CJW: And my friend who it belongs to, he abuses ellipses so he might not realize the abuse of the semi-colon because he’s already got the punctuation thing working against him.
TLC: This and the weapons of mass destruction. It’s just – what’s the world coming to? (laughs) I hear you, though. You know what I hate? My pet peeve grammar problem right now? “Come over to Alisa and I’s house.” (gasp) I apostrophe s, are you kidding me? Alisa’s and my. Not Alisa and I’s. I hate that, do you hate that?
CJW: Yeah. And it’s not as if you would say “Come over to I’s house.”
TLC: (laughing) For real! (raises voice) For real.
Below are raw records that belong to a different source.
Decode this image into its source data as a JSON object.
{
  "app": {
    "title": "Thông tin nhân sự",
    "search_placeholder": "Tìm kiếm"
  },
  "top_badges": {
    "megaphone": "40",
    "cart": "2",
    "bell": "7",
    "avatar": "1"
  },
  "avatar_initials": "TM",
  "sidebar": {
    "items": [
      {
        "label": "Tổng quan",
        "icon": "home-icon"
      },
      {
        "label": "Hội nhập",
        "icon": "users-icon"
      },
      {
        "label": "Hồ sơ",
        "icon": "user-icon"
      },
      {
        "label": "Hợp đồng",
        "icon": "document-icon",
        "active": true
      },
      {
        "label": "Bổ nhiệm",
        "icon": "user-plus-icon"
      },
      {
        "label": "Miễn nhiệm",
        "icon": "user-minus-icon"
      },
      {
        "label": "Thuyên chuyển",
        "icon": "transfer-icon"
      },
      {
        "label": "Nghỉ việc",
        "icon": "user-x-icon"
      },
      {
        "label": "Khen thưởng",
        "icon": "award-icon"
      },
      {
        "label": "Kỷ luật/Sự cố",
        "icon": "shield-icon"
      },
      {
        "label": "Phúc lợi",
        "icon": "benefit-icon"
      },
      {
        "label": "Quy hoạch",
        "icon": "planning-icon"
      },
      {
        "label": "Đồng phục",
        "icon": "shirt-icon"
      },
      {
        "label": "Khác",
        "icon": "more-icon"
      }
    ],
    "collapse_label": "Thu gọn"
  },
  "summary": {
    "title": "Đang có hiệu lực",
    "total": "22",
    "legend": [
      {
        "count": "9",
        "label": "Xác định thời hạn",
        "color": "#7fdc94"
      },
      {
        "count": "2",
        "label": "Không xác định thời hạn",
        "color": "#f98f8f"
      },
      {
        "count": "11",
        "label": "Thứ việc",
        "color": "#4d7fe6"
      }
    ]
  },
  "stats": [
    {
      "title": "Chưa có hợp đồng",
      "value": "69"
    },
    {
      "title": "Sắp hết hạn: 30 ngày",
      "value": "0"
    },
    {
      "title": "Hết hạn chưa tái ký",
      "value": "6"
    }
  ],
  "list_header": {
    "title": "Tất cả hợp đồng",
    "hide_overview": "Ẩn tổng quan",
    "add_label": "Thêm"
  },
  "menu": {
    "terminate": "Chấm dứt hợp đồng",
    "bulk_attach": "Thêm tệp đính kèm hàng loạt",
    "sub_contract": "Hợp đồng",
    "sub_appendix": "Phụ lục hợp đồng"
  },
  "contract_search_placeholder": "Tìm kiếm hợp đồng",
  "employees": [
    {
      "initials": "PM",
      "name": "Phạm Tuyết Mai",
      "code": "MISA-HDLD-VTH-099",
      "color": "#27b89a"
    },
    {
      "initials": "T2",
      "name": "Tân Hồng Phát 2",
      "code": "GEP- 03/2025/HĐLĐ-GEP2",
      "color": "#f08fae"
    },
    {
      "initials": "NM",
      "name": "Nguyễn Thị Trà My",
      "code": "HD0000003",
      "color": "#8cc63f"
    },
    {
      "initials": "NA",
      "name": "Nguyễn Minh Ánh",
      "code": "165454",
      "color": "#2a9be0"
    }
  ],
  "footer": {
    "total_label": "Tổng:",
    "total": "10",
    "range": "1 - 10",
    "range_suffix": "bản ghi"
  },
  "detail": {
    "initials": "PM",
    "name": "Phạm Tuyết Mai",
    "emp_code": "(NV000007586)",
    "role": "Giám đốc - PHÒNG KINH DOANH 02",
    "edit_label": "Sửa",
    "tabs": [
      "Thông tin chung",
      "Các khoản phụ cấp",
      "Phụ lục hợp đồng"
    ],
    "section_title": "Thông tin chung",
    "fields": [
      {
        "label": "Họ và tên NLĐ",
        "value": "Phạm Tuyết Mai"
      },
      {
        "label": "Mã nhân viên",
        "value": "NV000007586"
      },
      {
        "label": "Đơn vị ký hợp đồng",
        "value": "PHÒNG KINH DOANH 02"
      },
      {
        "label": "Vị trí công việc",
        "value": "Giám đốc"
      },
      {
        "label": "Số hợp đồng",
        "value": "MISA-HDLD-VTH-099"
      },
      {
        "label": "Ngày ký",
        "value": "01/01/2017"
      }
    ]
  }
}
And everybody’s been taught that whole, you’re supposed to say, “Alisa and I are going to the store” and you are – but not “Come to the store with Alisa and I” – you don’t even say that! Alisa and me! Thank you.
CJW: I’ve got this horrible habit now of editing people in my head when they’re speaking.
CJW: I have to bite my tongue. And it’s mostly from this class that I’m doing this for, because we workshop everything. We have to make ten copies of everything we write, and sit around and read it out loud in class, and everyone marks it up. It can be very intimidating because I have classes with a lot of smart people, but yeah. Now I edit everyone. I’m like, “That was unnecessary – you already said that in the last paragraph. So you should’ve deleted it from this one!”
TLC: That’s awesome.